by Congress, and to settle any conflicts of competence that may arise
among the various jurisdictions.
Military Criminal Courts.
Article 221 of the Constitution of Colombia reads as follows:
Military courts martial or tribunals shall take cognizance, in
accordance with the provisions of the Military Penal Code, of
service-related crimes committed by members of the public forces while
in active service. The
military criminal jurisdiction in Colombia has been organized in
accordance with the provisions of the Military Penal and Criminal
Procedure Code, issued on December 12, 1988, through Decree Law No.
2550, which entered into force in June 1989.
Under the previous Code of Military Criminal Justice, issued
through Decree Law No. 250 of 1956, military courts were competent to
hear cases of common crimes committed by military while in active
service in times of war, armed conflict, disruption of the public
order or internal disturbance.
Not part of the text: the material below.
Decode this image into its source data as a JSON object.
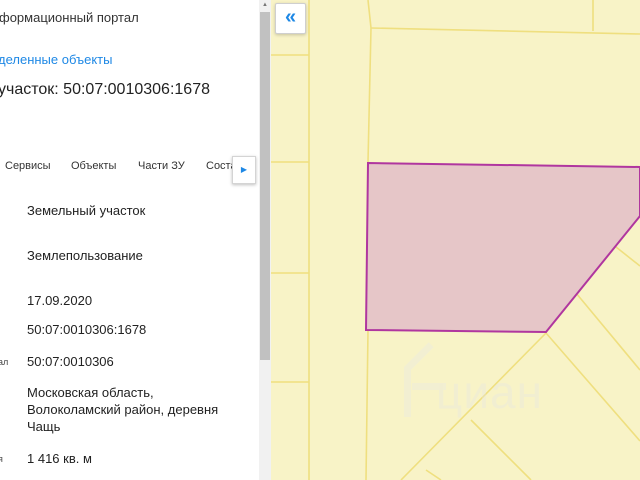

Under
the new criminal code, however, the scope of military criminal justice
is as follows: the
provisions of this code shall apply to military in active service who
commit a military or service-related common punishable offense, within
or outside national territory, with those exceptions stipulated in
international law. It
shall also apply to officers, subordinates and agents of the National
Military Criminal Jurisdiction consists of the Military
Superior Tribunal, the lower courts, the chairmen of the courts
martial and military criminal pretrial staff.
The Military Superior Tribunal is composed of a General
Commander of the Armed Forces, who presides; there are another 15
magistrates, 10 prosecutors for all the chambers and the subordinate
staff required by law. The
Government may add additional staff when necessary.
The magistrates and prosecutors are appointed by the government
to five-year terms.
The voting results by party were as follows:
Liberal, 1,055,033, 28.3, 24; M-19, 950,174, 26.82, 19; MSN,
555,403, 15.68, 12; PSC, 388,842, 10.9, 8; UP, 82,728.3, 2; OTHERS,
509,529, 14.3; Yes votes: 2,696,826;
No votes: 71,836; Total number of voters: 3,541,480; 93.90% of the
votes were tallied. Total
number of votes: 3,438,418, 100.00%.